The NCAA and its business partners are facing litigation from almost every angle as amateurs and former amateurs fight for a piece of the profits they help create. Among that group is former Rutgers quarterback Ryan Hart, as he is suing video game maker Electronic Arts for his likeness appearing in their popular NCAA Football franchise. Though he lost in earlier rulings, he recently won an appeal before the Third Circuit. Joining me to explain the case and its impact on the NCAA as a whole is Sekou Campbell, attorney with Fox Rothschild and author on the Sports Law Scoreboard.

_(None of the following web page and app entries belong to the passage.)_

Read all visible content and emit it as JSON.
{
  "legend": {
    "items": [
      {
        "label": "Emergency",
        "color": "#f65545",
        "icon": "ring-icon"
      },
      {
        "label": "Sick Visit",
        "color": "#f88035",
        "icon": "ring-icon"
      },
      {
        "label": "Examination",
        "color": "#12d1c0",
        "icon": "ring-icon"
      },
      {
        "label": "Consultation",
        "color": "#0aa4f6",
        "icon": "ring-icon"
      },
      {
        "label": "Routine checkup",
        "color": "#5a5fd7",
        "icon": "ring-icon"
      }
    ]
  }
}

In October 2011, the U.S. Securities and Exchange Commission’s Division of Corporation Finance issued “CF Disclosure Guidance: Topic No. 2”, which was a guidance intended to provide some clarity as to the material cyber risks that a publicly traded company should disclose.
Patent: an intellectual property right granted by the Government of the United States of America to an inventor “to exclude others from making, using, offering for sale, or selling the invention throughout the United States or importing the invention into the United States” for a limited time in exchange for public disclosure of the invention when the patent is granted.
Smartphones, tablets and other “Smart” mobile devices are becoming a mainstay within the corporate landscape. Today’s mobile devices are sleek, fast, secure, and highly capable within the corporate landscape.
Over recent months, NASA’s plan to replace the space shuttle with commercial space lift has encountered some turbulence.
As discussed in a previous post on this site captioned “Applying the resale exemption to licenses of computer programs re-licensed as part of a taxable service,” the Texas Tax Code permits a computer program to be licensed (or sold or leased) tax-free for resale if the program is to be transferred as an “integral part” of a taxable service.
Acquiring rights to U.S. and European technologies has become a priority for Chinese companies—as well as national policy.
In late May 2013, the U.S. Food and Drug Administration (FDA) sent an enforcement letter to a mobile medical app developer for failing to obtain a 510(k) clearance before marketing the app, which the FDA said appears to be a “device” under section 201(h) of the Federal Food, Drug, and Cosmetic Act (FDCA).
As health information technology (HIT) advancements proliferate, so too must governing regulations. Three agencies – the Food and Drug Administration (FDA), the Office of the National Coordinator for Health Information Technology (ONC), and the Federal Communication Commission (FCC) – are following a specific mandate under Section 618(a) of the Food and Drug Administration Safety and Innovation Act (FDASIA) to pursue a collaborative approach in regulating HIT.
Judge Receiving Message from Facebook Friend, and Father of Abuse Victim, Not a Reason for Judicial Bias
When the Judge got a Facebook message from a friend the Judge did not read the message and posted a copy in the Court files and told authorities to avoid any bias.